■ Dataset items

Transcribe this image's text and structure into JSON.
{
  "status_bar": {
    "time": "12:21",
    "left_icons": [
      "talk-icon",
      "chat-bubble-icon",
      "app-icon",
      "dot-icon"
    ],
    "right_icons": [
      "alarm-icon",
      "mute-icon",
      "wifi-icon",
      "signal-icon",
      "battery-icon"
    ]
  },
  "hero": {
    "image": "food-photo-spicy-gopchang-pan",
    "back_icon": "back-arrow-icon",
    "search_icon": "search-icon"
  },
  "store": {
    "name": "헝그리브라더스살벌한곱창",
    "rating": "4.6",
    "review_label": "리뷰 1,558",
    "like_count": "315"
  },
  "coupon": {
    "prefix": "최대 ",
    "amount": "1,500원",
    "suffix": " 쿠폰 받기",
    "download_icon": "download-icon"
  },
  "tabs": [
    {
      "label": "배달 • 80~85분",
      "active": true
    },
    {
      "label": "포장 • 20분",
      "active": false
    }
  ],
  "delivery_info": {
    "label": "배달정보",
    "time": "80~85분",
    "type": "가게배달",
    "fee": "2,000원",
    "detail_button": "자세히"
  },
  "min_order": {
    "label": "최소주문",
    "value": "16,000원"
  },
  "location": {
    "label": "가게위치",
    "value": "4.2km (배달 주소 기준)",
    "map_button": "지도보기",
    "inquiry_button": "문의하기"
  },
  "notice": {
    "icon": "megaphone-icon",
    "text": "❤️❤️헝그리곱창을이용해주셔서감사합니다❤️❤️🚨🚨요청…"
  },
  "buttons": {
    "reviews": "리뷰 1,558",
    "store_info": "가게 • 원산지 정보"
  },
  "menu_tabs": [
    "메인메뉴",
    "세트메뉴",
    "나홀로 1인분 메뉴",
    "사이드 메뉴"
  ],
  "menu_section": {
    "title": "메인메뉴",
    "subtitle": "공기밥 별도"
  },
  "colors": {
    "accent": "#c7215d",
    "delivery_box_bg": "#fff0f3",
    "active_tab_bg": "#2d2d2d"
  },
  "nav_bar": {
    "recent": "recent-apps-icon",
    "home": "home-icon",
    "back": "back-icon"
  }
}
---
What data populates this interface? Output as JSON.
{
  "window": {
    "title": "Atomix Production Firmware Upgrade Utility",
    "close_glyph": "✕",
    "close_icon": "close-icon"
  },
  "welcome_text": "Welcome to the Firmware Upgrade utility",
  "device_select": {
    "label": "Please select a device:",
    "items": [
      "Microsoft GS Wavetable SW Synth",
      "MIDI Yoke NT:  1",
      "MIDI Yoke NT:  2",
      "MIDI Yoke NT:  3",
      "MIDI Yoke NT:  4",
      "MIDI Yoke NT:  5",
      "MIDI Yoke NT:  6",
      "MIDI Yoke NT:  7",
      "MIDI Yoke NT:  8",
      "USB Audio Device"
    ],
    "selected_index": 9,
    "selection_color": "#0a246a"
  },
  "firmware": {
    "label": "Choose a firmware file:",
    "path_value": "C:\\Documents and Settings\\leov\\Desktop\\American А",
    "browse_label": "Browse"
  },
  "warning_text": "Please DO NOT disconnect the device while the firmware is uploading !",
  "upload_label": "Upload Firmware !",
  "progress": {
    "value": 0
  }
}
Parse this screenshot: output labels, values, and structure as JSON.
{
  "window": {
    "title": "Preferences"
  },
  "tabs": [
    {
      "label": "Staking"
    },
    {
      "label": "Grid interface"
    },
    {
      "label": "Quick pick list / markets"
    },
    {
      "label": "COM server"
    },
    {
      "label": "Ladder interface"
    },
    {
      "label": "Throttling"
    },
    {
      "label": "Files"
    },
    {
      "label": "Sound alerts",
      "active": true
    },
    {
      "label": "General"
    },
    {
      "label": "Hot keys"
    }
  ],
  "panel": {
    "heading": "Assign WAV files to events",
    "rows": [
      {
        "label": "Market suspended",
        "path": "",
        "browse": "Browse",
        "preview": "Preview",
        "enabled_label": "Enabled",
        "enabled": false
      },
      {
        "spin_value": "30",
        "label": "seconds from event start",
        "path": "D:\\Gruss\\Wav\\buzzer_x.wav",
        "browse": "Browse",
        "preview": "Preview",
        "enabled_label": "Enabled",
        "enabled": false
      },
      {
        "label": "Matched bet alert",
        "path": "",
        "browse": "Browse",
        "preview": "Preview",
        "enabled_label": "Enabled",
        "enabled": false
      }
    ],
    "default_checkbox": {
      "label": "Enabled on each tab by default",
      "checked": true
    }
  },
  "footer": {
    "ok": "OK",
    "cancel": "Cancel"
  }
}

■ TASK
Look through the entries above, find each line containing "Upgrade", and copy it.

■ ANSWER TO THIS TASK
    "title": "Atomix Production Firmware Upgrade Utility",
  "welcome_text": "Welcome to the Firmware Upgrade utility",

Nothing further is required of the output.